But sometimes, Fagell noted, kids just want to do things their own way, or for their own reasons—and in climates where the cold is milder, perhaps above freezing, Fagell advises parents to just “pick their battles … If they’re not going to [get] frostbite—say, if it’s in the 40s—it’s a dumb decision, but they’re unlikely to suffer real harm,” she said.

Perhaps the most important truth about boys who wear shorts all winter, though, is that they do—most of the time—eventually grow out of it.

Research contact: @TheAtlantic

About ‘Time’: Billionaire Marc Benioff buys weekly news magazine

September 18, 2018

Time magazine is about to change hands for the second time since November 2017, when it was acquired from Time Warner by Des Moines, Iowa-based Meredith—up until then, best-known for its flagship publication Better Homes & Gardens.

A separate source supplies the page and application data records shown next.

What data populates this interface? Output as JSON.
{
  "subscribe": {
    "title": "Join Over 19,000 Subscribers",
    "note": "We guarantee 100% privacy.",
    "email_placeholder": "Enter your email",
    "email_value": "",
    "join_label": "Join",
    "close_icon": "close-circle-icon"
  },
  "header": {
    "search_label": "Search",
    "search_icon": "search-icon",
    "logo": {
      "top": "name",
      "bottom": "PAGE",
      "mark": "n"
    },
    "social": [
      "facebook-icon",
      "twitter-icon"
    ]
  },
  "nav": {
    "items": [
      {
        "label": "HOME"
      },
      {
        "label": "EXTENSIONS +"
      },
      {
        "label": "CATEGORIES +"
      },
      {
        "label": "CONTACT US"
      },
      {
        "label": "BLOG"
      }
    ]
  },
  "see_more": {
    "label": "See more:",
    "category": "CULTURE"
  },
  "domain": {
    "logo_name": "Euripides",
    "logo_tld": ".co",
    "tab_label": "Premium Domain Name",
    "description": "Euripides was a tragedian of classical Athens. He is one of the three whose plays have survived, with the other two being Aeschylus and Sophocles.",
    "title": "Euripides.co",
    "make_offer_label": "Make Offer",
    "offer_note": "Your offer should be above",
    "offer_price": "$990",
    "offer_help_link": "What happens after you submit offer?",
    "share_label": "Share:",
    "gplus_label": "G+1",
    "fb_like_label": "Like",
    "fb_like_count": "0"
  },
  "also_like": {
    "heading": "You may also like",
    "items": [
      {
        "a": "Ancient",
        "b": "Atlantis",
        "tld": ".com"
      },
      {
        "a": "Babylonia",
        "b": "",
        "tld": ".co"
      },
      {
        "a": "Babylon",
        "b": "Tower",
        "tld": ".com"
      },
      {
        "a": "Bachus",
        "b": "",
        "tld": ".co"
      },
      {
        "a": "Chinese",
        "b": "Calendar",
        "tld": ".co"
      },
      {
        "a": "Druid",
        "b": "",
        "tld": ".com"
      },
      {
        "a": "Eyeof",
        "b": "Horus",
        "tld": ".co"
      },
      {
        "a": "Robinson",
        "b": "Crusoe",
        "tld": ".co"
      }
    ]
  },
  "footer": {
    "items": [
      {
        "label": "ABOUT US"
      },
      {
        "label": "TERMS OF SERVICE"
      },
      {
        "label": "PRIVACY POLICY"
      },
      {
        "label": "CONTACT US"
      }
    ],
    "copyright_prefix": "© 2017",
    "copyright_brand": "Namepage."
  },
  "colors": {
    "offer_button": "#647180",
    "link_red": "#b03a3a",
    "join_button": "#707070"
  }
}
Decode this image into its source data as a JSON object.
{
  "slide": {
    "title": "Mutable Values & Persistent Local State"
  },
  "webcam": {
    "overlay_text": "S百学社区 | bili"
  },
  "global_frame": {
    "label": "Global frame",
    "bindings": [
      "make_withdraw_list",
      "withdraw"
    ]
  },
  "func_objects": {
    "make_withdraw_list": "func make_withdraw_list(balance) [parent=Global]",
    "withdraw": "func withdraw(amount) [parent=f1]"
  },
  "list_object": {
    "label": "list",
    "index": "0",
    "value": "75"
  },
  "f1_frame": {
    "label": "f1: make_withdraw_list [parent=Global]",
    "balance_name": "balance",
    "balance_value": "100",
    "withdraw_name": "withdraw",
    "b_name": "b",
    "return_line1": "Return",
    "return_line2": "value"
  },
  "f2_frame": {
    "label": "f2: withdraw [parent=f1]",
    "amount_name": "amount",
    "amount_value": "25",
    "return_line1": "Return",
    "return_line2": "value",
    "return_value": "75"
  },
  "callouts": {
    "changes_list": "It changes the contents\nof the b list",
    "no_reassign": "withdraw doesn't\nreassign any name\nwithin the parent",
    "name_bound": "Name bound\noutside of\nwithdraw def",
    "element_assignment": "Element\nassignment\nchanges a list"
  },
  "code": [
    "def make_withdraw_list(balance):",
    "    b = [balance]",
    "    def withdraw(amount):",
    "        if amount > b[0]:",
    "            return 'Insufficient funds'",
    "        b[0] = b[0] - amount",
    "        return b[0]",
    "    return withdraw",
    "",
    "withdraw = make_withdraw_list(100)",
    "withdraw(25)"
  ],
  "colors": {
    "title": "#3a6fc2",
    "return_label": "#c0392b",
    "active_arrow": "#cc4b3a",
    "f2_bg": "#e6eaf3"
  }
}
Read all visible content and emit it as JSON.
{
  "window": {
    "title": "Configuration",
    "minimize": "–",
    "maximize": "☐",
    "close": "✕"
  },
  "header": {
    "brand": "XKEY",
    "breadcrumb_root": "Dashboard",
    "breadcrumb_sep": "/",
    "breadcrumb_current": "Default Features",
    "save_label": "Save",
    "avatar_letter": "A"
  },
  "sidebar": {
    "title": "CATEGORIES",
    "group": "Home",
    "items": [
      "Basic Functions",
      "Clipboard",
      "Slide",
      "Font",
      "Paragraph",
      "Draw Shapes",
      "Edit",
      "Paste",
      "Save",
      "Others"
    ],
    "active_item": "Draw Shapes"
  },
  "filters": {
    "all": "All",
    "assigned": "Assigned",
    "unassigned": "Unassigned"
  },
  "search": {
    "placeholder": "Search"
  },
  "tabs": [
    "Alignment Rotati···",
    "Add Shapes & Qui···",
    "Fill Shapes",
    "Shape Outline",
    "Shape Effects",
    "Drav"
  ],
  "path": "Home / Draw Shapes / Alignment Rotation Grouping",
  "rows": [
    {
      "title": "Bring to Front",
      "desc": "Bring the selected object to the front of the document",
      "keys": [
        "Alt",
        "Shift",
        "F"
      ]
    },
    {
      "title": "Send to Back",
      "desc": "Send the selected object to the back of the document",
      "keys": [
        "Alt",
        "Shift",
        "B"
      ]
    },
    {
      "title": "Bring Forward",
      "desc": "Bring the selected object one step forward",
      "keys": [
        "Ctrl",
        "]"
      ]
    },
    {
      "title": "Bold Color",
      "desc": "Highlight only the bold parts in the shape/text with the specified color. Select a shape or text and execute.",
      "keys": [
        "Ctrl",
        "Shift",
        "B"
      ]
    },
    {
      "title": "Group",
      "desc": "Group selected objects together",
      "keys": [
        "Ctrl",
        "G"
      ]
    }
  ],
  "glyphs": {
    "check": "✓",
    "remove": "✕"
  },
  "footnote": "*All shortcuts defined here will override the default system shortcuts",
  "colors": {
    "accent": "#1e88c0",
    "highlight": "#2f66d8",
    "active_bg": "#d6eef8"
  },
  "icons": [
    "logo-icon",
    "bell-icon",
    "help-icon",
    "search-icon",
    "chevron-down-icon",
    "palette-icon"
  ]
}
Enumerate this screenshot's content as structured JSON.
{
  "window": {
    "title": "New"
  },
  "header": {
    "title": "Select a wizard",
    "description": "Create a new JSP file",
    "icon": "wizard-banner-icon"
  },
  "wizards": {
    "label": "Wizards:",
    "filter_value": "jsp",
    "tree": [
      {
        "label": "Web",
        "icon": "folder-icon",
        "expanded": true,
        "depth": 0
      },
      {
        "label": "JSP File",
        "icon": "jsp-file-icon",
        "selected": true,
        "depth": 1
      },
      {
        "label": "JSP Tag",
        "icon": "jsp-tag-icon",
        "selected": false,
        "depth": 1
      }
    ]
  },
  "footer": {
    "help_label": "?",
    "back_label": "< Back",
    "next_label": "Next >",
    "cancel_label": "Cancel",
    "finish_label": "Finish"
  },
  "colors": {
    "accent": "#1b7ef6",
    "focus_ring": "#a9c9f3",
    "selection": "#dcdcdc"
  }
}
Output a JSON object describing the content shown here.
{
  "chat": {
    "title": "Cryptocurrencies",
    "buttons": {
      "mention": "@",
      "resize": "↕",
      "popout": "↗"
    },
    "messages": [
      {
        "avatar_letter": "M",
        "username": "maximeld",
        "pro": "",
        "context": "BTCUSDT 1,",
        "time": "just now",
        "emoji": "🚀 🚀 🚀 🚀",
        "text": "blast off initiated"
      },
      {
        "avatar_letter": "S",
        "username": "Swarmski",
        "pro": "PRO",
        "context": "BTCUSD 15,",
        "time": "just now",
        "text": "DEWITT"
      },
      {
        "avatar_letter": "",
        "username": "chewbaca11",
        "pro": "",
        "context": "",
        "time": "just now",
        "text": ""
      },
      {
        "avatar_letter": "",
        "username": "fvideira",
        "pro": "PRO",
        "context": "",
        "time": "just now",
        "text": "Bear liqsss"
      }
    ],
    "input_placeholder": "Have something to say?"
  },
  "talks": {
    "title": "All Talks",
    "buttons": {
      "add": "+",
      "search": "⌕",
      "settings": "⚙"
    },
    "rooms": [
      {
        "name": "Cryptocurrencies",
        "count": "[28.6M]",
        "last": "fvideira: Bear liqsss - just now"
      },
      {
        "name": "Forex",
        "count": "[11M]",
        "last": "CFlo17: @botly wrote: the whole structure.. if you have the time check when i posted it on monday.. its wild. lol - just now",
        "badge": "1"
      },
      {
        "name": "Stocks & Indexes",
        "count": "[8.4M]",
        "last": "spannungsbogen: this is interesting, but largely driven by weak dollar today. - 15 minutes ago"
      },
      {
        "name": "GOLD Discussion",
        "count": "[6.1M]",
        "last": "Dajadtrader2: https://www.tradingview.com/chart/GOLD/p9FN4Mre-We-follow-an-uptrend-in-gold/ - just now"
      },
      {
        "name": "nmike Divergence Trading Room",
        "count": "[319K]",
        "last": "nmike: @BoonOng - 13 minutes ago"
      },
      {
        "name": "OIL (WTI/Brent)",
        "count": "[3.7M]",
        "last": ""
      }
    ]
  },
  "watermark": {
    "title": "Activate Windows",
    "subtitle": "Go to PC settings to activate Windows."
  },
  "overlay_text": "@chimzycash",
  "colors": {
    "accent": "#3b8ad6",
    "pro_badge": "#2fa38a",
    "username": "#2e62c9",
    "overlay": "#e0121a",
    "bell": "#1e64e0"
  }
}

On September 16, Meredith announced that it had agreed to sell the Time media brand to Marc and Lynne Benioff for $190 million in cash. The Benioffs, who are the billionaire co-founders of Salesforce—a leading global customer relationship management platform—have said that they “will not be involved in the day-to-day operations or journalistic decisions, which will continue to be led by Time’s current executive leadership team.”,

The husband-and-wife team now have become the latest tech titans to take the reins of an iconic media brand. Jeff Bezos, the founder and chief executive of Amazon, bought The Washington Post in 2013. Last year, Laurene Powell Jobs, the widow of the Apple co-founder Steve Jobs, agreed to acquire a majority stake in The Atlantic magazine through her organization, Emerson Collective,  from David G. Bradley, who retained a minority stake.

“We’re pleased to have found such passionate buyers in Marc and Lynne Benioff for the Time brand,” said Meredith CEO Tom Harty, in the company’s formal release. “For over 90 years, Time has been at the forefront of the most significant events and impactful stories that shape our global conversation. We know Time will continue to succeed and is in good hands with the Benioffs. We thank the Time team for its ongoing hard work and passionate commitment.”

Meredith acquired TIME as part of its purchase of Time Inc., which closed

“We are honored to be the caretakers of one of the world’s most important media companies and iconic brands,” said the Benioffs. “Time has always been a trusted reflection of the state of the world, and reminds us that business is one of the greatest platforms for change.”

“On behalf of the entire Time team, we are very excited to begin this next chapter in our history,” said Time Editor-in-Chief Edward Felsenthal. “We can’t imagine better stewards for Time than Marc and Lynne Benioff. The team is inspired by their commitment to high-quality journalism and by their confidence in the work we have done to transform and expand the brand in new directions.”

As part of the transaction, Meredith will provide short-term business continuity services and has entered into a multi-year agreement with the Benioffs to provide services such as consumer marketing, subscription fulfillment, paper purchasing, and printing. Meredith will also be able to include the Time brand in large corporate advertising buys.

Research contact: Art.Slusark@meredith.com